(WORK TO BE COMPLETED) Using the entries that follow, count the lines containing the word "title" and give that number by itself.

(INPUT)
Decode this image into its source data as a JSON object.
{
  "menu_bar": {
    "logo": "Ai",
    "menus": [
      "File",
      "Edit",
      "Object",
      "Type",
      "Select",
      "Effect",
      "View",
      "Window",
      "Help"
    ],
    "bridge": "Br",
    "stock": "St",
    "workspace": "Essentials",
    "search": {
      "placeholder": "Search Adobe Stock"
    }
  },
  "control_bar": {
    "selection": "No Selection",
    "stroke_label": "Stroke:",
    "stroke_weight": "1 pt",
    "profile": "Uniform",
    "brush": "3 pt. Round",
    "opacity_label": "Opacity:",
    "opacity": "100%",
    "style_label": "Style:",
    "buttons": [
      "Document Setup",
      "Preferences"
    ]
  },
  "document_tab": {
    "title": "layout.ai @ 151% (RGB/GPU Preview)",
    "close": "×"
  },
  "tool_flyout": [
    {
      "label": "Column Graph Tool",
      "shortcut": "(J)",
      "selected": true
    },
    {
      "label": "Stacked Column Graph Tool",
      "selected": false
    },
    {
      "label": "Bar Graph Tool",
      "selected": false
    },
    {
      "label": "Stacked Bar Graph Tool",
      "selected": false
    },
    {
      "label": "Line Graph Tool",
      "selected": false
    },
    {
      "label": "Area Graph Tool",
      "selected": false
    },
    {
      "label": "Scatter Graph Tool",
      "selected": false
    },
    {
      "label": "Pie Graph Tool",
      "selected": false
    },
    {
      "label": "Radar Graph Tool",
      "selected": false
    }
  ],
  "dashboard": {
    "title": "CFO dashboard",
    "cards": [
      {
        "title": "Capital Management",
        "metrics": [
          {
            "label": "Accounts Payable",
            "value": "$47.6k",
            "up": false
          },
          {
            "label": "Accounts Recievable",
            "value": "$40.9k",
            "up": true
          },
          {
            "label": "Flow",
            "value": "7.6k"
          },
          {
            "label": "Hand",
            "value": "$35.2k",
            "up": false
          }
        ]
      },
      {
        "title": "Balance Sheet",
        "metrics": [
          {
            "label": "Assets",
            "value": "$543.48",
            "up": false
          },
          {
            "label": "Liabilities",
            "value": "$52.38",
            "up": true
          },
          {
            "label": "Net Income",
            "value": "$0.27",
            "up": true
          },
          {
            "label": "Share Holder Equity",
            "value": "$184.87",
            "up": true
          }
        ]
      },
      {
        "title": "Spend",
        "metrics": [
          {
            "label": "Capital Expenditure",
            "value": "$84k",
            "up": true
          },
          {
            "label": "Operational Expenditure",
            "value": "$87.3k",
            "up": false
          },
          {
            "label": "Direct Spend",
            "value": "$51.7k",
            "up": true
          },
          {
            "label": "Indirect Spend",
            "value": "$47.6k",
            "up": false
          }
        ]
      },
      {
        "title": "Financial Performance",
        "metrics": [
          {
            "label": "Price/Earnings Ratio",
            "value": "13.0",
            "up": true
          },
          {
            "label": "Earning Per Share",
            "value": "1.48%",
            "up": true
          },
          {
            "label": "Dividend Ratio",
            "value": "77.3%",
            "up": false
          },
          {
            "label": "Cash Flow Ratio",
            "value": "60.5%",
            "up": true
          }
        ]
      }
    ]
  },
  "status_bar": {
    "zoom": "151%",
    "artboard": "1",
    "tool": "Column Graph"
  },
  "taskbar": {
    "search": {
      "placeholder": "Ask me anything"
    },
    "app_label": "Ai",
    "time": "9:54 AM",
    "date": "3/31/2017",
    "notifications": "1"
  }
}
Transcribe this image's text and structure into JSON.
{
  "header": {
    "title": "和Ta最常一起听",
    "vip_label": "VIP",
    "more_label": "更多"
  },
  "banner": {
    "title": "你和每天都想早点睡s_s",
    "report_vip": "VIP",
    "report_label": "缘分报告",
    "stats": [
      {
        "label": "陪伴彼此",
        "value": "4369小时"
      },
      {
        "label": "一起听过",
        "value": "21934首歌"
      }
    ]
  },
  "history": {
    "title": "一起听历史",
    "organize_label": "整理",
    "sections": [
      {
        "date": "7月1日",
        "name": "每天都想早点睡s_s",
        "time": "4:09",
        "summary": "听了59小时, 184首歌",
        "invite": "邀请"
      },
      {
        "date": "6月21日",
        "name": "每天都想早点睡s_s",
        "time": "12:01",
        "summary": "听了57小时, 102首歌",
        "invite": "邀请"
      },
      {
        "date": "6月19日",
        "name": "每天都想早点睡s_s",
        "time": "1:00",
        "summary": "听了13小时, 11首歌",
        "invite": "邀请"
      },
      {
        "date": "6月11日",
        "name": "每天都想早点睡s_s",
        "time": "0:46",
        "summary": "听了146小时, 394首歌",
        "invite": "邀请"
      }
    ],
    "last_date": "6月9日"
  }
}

(OUTPUT BELOW) 9